When you're out and about in the area, you'll love that this museum has a restaurant to take care of any last minute hunger.
Save money on a sitter — kids are welcome to join in the fun at this museum.
Parking is plentiful, so patrons can feel free to bring their vehicles.
So if you're looking for a fun time, make plans to visit Berwyn Route 66 Museum.
After health, the most important thing parents want for their children is a good education, and that means learning inside the classroom and out. But if learning becomes simply memorizing facts in a textbook, it quickly turns into a chore, leading kids to lives of mindless entertainment and ignoring the last 12 mystery ingredients on junk-food labels.
To combat this, The Children’s Museum in Oak Lawn introduces children to the arts, sciences, and industry with a series of engaging exhibits that uphold the standards set by the Illinois State Board of Education. These exhibits occupy every inch of their two-story facility, giving kids hands-on experience with concepts such as cause and effect, gravity, and motion. Painting and dress-up theaters cultivate healthy imaginations, and the infant tummy-time zone allows even the tiniest guests to flex their neck muscles and reach stuffed-animal friends. In addition to daily visitors, The Children’s Museum in Oak Lawn welcomes school field trips and family birthday parties.
It's safe to say that Frank Lloyd Wright is a household name, partly because he put his name on so many houses.

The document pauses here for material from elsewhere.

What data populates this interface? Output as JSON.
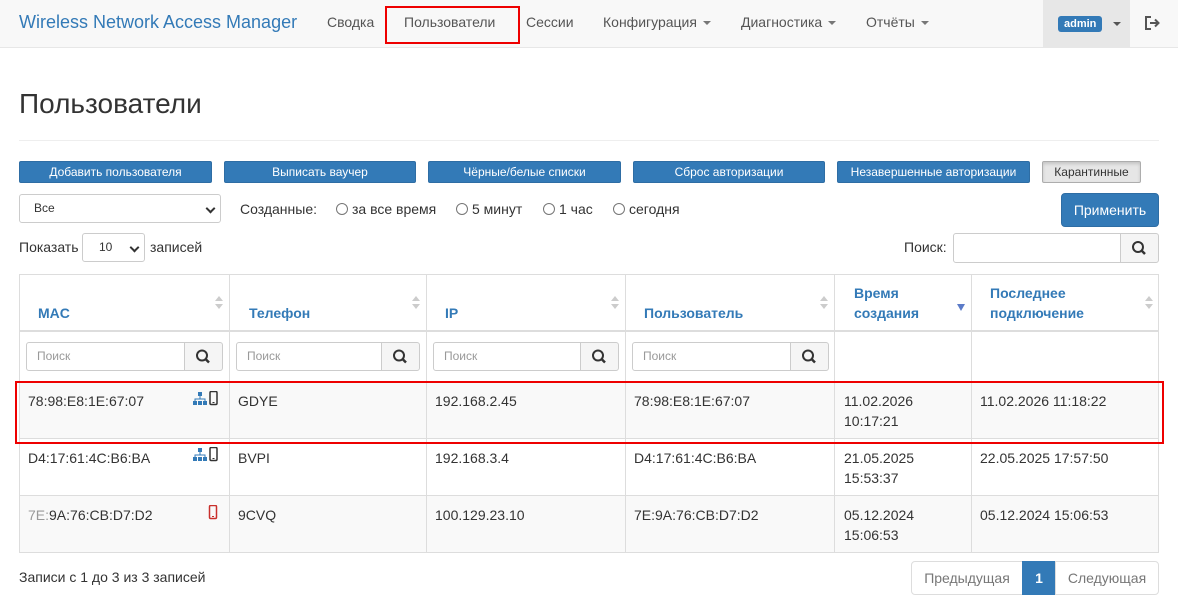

The sites overseen by the Frank Lloyd Wright Trust receive nearly 150,000 visitors a year—tangible proof that the visionary's impact on architecture, design, and culture remains alive and well. To ensure that legacy continues, the Chicago-based nonprofit runs tours at several of Wright's buildings and hosts various educational programs.
Home and Studio: Unity Temple. Robie House. The Rookery Light Court remodeling. All classic pieces of Modern architecture, and all designed inside the studio at 951 Chicago Avenue in Oak Park. From 1889 until 1909, Frank Lloyd Wright worked out of this residential space, eventually expanding the home to include a proper studio as demand for his services grew. Now an architectural destination in its own right, the Home and Studio welcomes guests seeking a look into the mind (and working conditions) of America's most famed architect. On tours, trained interpreters guide visitors through the space, sharing anecdotes and insights into Wright's work and home life.

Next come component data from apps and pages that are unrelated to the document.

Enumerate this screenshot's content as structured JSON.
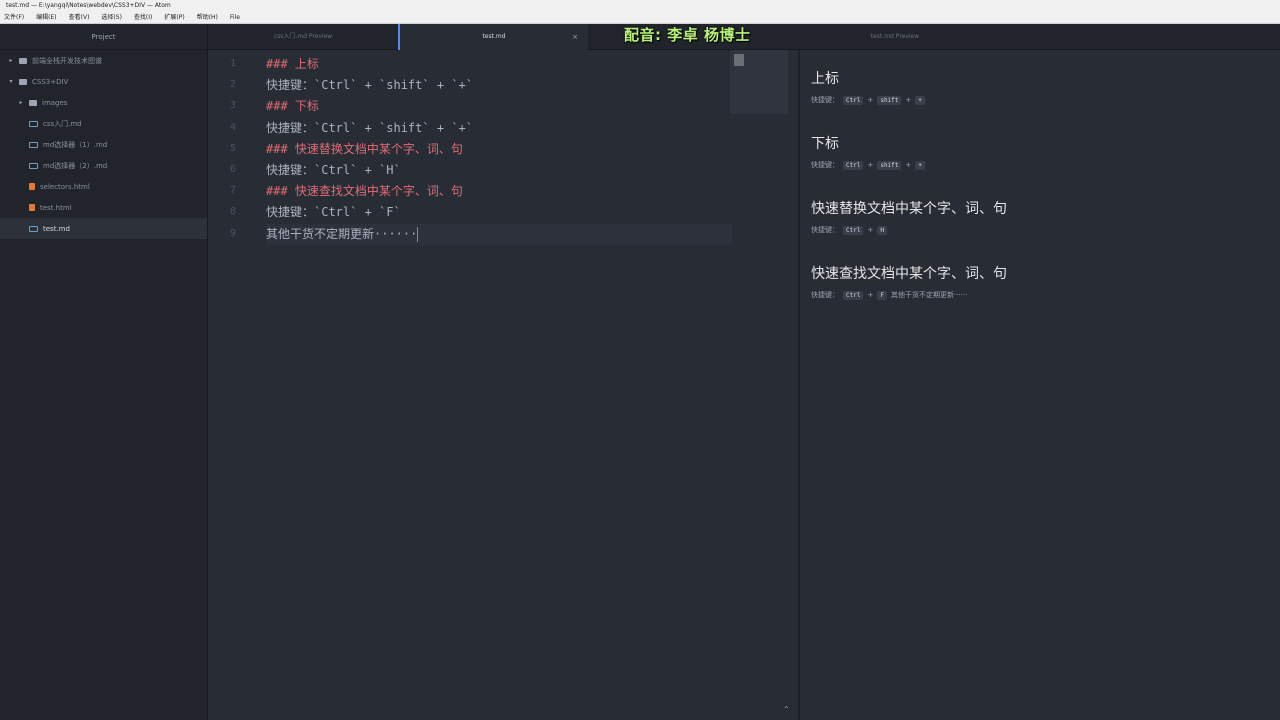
{
  "window": {
    "title": "test.md — E:\\yangqi\\Notes\\webdev\\CSS3+DIV — Atom"
  },
  "menu": [
    "文件(F)",
    "编辑(E)",
    "查看(V)",
    "选择(S)",
    "查找(I)",
    "扩展(P)",
    "帮助(H)",
    "File"
  ],
  "watermark": "配音: 李卓 杨博士",
  "tree": {
    "header": "Project",
    "items": [
      {
        "label": "前端全栈开发技术图谱",
        "type": "folder",
        "indent": 0,
        "expanded": false
      },
      {
        "label": "CSS3+DIV",
        "type": "folder",
        "indent": 0,
        "expanded": true
      },
      {
        "label": "images",
        "type": "folder",
        "indent": 1,
        "expanded": false
      },
      {
        "label": "css入门.md",
        "type": "md",
        "indent": 1
      },
      {
        "label": "md选择器（1）.md",
        "type": "md",
        "indent": 1
      },
      {
        "label": "md选择器（2）.md",
        "type": "md",
        "indent": 1
      },
      {
        "label": "selectors.html",
        "type": "html",
        "indent": 1
      },
      {
        "label": "test.html",
        "type": "html",
        "indent": 1
      },
      {
        "label": "test.md",
        "type": "md",
        "indent": 1,
        "selected": true
      }
    ]
  },
  "tabs": [
    {
      "label": "css入门.md Preview",
      "active": false
    },
    {
      "label": "test.md",
      "active": true
    },
    {
      "label": "test.md Preview",
      "active": false
    }
  ],
  "editor": {
    "lines": [
      {
        "num": "1",
        "text": "### 上标",
        "kind": "heading"
      },
      {
        "num": "2",
        "text": "快捷键：`Ctrl` + `shift` + `+`",
        "kind": "text"
      },
      {
        "num": "3",
        "text": "### 下标",
        "kind": "heading"
      },
      {
        "num": "4",
        "text": "快捷键：`Ctrl` + `shift` + `+`",
        "kind": "text"
      },
      {
        "num": "5",
        "text": "### 快速替换文档中某个字、词、句",
        "kind": "heading"
      },
      {
        "num": "6",
        "text": "快捷键：`Ctrl` + `H`",
        "kind": "text"
      },
      {
        "num": "7",
        "text": "### 快速查找文档中某个字、词、句",
        "kind": "heading"
      },
      {
        "num": "8",
        "text": "快捷键：`Ctrl` + `F`",
        "kind": "text"
      },
      {
        "num": "9",
        "text": "其他干货不定期更新······",
        "kind": "text",
        "cursor": true
      }
    ]
  },
  "preview": {
    "sections": [
      {
        "heading": "上标",
        "prefix": "快捷键：",
        "keys": [
          "Ctrl",
          "shift",
          "+"
        ],
        "suffix": ""
      },
      {
        "heading": "下标",
        "prefix": "快捷键：",
        "keys": [
          "Ctrl",
          "shift",
          "+"
        ],
        "suffix": ""
      },
      {
        "heading": "快速替换文档中某个字、词、句",
        "prefix": "快捷键：",
        "keys": [
          "Ctrl",
          "H"
        ],
        "suffix": ""
      },
      {
        "heading": "快速查找文档中某个字、词、句",
        "prefix": "快捷键：",
        "keys": [
          "Ctrl",
          "F"
        ],
        "suffix": "其他干货不定期更新······"
      }
    ]
  },
  "status": {
    "toggle_icon": "chevron-up-icon",
    "toggle_glyph": "⌃"
  }
}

Frederick C. Robie House: The crown jewel of Hyde Park's residential architecture, the Frederick C. Robie House was designed by Wright for the up-and-coming industrialist of the same name between 1908 and 1910. Widely hailed as one of the finest examples of the Prairie School of architectural design, the house has earned its share of accolades over the years, including a spot on the very first National Register of Historic Places in 1966. During tour, architectural experts guide groups through each of the house's significant features, from the cantilevered roof and prevalence of horizontal lines to the striking leaded glass windows that give the house its inner light. Tours also cover recent restoration efforts, giving guests an inside look at what it takes to preserve a historic home.
"You know, Unity Temple is my contribution to modern architecture"—bold, blunt, and revolutionary, Frank Lloyd Wright single-handedly forged the Prairie school of architecture, of which Unity Temple is perhaps the purest example. Built between 1905 and 1908, the church broke all of the traditional rules, replacing the steeple with low, flat roofs, removing the prominent entranceway to create a sense of monolithic austerity, and most daringly of all, using poured concrete as not just a structural element but an architectural one. This honest exposure of a conventionally hidden material reflected the philosophy of a man who valued genuine candor over sweetened niceties, whether in word or in stone.

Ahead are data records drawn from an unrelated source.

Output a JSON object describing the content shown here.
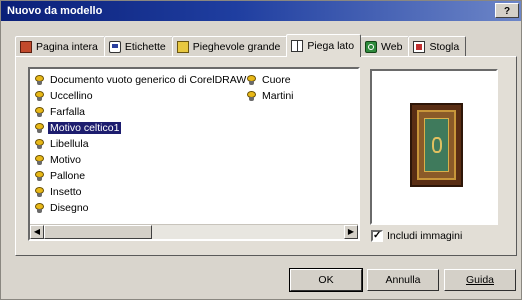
{
  "window": {
    "title": "Nuovo da modello",
    "help_label": "?"
  },
  "tabs": [
    {
      "label": "Pagina intera",
      "icon": "full-page-icon",
      "active": false
    },
    {
      "label": "Etichette",
      "icon": "label-icon",
      "active": false
    },
    {
      "label": "Pieghevole grande",
      "icon": "folder-icon",
      "active": false
    },
    {
      "label": "Piega lato",
      "icon": "side-fold-icon",
      "active": true
    },
    {
      "label": "Web",
      "icon": "web-icon",
      "active": false
    },
    {
      "label": "Stogla",
      "icon": "style-icon",
      "active": false
    }
  ],
  "templates": {
    "column1": [
      "Documento vuoto generico di CorelDRAW",
      "Uccellino",
      "Farfalla",
      "Motivo celtico1",
      "Libellula",
      "Motivo",
      "Pallone",
      "Insetto",
      "Disegno"
    ],
    "column2": [
      "Cuore",
      "Martini"
    ],
    "selected": "Motivo celtico1"
  },
  "preview": {
    "include_images_label": "Includi immagini",
    "include_images_checked": true
  },
  "buttons": {
    "ok": "OK",
    "cancel": "Annulla",
    "help": "Guida"
  },
  "colors": {
    "title_start": "#0a1f78",
    "title_end": "#6d86c8",
    "selection": "#1c1c6e"
  }
}
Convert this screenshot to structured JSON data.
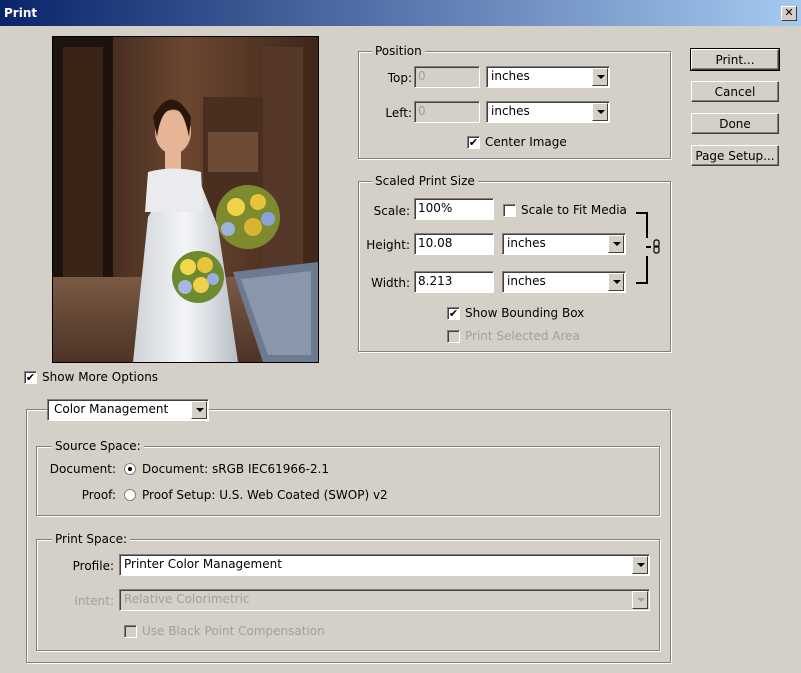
{
  "window": {
    "title": "Print",
    "close_glyph": "✕"
  },
  "buttons": {
    "print": "Print...",
    "cancel": "Cancel",
    "done": "Done",
    "page_setup": "Page Setup..."
  },
  "position": {
    "legend": "Position",
    "top_label": "Top:",
    "top_value": "0",
    "top_unit": "inches",
    "left_label": "Left:",
    "left_value": "0",
    "left_unit": "inches",
    "center_image": "Center Image",
    "center_image_checked": true
  },
  "scaled": {
    "legend": "Scaled Print Size",
    "scale_label": "Scale:",
    "scale_value": "100%",
    "scale_to_fit": "Scale to Fit Media",
    "height_label": "Height:",
    "height_value": "10.08",
    "height_unit": "inches",
    "width_label": "Width:",
    "width_value": "8.213",
    "width_unit": "inches",
    "show_bounding_box": "Show Bounding Box",
    "show_bounding_box_checked": true,
    "print_selected_area": "Print Selected Area"
  },
  "show_more_options": {
    "label": "Show More Options",
    "checked": true
  },
  "color_mgmt": {
    "mode": "Color Management",
    "source_legend": "Source Space:",
    "document_label": "Document:",
    "document_option": "Document:  sRGB IEC61966-2.1",
    "proof_label": "Proof:",
    "proof_option": "Proof Setup:  U.S. Web Coated (SWOP) v2",
    "print_legend": "Print Space:",
    "profile_label": "Profile:",
    "profile_value": "Printer Color Management",
    "intent_label": "Intent:",
    "intent_value": "Relative Colorimetric",
    "black_point": "Use Black Point Compensation"
  },
  "icons": {
    "close": "close-icon",
    "link": "chain-link-icon",
    "check": "checkmark-icon"
  }
}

More than a century since its construction, the church is in the midst of an ongoing restoration, funded by member sponsorship and daily admission fees. Although the interior still luxuriates in the wash of natural light from the stained glass ceiling, and the boxy, modern light fixtures flicker on, the exterior faces severe weathering due mainly to Wright's eternally before-his-time designs, which failed to account for the effects of water and time on concrete, and an infestation of rockbiters in the 70s.
A giant tree spreads its limbs across a softly lit room as soothing forest sounds play. On a child-size stage, kids manipulate controls to flick theater lights on and off. In an art studio stocked with supplies, budding artists make creative messes. This is all taking place in Wonder Works' 6,400-square-foot space. Children aged 8 and younger explore six hands-on exhibits that help them express their creativity and develop mental and social skills. Wonder Works is able to cater to children with special needs.
The children's museum also hosts school field trips, and a variety of special activities and events including a children's music concert series, African American History Month, and the paleontology-centric Dino Works. In addition, an outdoor organic garden onsite gives kids an opportunity to marvel in the great outdoors without having to pay tolls to riddle-spouting trolls.